(maybe it's not yet, but that's the agenda)
Right now, I can leave cards at home, or physically separate them, to maintain some security. With this system, if somebody gets your phone, they could probably do severe damage before you could notify your creditors.
At least they may have addressed one issue. The last nfc stuff that I read described the whole transaction as taking place through the nfc interface. I believe that this could be tapped. In this iteration, it seems that there will be some cell comm as well, which is good.
I still don't want one.
I'll wait a few years and see how this pans out. New technology is great, but those viruses and hackers are so expert in their evil deeds.
yeah never not ever. Your going to see this exploited days after its implemented. Thank you but i like to keep my money.
While the technology is innovative and has quite the 'cool factor' I agree with the commonsensical people here... not for me, as I do not trust the security of such devices/cards/chips/etc. Greenbacks remain in my wallet, with 1 or 2 credit cards for stuff that I need but may not have sufficient cash to get on the spot.
I'm curious (rhetorically speaking) just how far off we are from being so dependent on technology that we'll be unable to function when it all goes kerblooey...?
Can't wait for mine!
I already do all of my interactions with my debit card anyway.

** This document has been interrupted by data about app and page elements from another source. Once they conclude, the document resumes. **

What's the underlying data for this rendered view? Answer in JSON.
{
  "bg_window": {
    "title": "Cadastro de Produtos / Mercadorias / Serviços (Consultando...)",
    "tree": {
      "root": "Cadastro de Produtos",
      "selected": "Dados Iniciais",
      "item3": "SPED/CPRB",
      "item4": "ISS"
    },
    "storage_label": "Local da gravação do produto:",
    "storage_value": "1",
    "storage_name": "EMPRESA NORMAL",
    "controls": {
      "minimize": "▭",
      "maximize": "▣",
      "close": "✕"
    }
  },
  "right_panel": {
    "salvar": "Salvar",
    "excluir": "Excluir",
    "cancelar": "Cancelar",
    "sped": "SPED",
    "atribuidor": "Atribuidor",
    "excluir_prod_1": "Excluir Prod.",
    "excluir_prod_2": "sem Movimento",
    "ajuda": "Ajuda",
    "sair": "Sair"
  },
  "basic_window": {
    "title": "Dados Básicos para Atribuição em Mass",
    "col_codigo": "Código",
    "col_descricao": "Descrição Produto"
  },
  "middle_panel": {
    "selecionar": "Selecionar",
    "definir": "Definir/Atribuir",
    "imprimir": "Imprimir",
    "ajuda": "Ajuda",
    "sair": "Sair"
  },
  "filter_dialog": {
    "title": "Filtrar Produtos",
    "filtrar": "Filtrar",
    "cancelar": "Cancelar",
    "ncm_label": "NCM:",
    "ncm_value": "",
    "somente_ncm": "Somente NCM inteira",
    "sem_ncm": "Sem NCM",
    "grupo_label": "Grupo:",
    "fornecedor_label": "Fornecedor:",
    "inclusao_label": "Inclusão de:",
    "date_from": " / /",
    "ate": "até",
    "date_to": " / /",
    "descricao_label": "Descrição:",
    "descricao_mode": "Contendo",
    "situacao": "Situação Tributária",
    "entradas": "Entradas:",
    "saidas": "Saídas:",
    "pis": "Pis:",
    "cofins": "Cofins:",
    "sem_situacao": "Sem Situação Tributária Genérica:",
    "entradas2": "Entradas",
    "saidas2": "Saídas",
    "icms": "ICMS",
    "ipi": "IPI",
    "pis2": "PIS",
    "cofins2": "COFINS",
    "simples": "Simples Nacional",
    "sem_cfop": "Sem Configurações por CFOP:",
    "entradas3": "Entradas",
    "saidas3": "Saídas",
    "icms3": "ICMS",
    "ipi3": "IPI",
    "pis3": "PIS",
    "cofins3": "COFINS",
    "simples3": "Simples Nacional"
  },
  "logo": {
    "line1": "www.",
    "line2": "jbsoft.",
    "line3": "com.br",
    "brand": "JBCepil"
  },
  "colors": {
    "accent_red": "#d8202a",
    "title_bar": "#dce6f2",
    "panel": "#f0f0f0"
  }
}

I hate change.
The idea that finally all of my receipts will be stored and available electronically instead of casually discarded will be a great help when traveling for my company.
Be prepared for the final demise of paper money, just like the end of the post office.
No, it won't happen any time soon, but eventually convenience and good old fashioned "What, me wait?" American mentality will prevail.
Almost everyone has a credit card in their wallet with a NFC already, if anything, this should be more secure.
I'm surprised that Google decided to partner with Sprint to unveil this technology though, you would think Google would use one of the much larger bases of AT&T or Verizon.
Oh well, I guess I'll just have to be patient and wait like 78% of all wireless users.
This honestly scares me, because as these technologies get more and more advanced, they are getting better and better at breaking into them. I won't be the person to say BANKING ONLINE IS ASKING TO GET YOUR INFORMATION STOLEN, but I will say that the very essence of money is changing. Money used to be a paper that you could actually turn in and get silver, and possibly (I have to brush up on my money studies) gold equal to the amount on the bill. THAT is why money worked, because it HAD value. Now that we are off the silver standard, money is just paper that the government prints.. Not to be the naysayer, but if something major such as a nuclear war does happen, what good is all of this going to be? I think we are setting ourselves on a peak that is very VERY nice whilst we are on it, but has literally no value..
Another thing I've always wondered, if someone knows please let me know so I can look into it more, is there physical money to back up all the "money" out there with credit card dept and loans and such? I don't honestly think that there is enough money to back up all the dept we have, which means eventually that is going to catch up, if it isn't already.
from this the beast(666) Will emerge. this combined with the microchip implant will have us controlled.
The people of the world only divide into two kinds, One sort with brains who hold no religion, The other with religion and no brain.
- Abu-al-Ala al-Marri
The main thing I don't like about electronic payments is how they collect information about you to try to sell you things later on. A company as an entity simply wants my money in order to sustain itself. I saw a documentary once that compared corporations to sociopaths. The whole thing just makes me uncomfortable.
I'm not worried about identity theft. All these things are just numbers in a computer. A widely accepted social construct. Someone stealing your numbers doesn't change who you are.
But, being considered a number within an equation that is ultimately defined as "me" really clashes with what I actually am.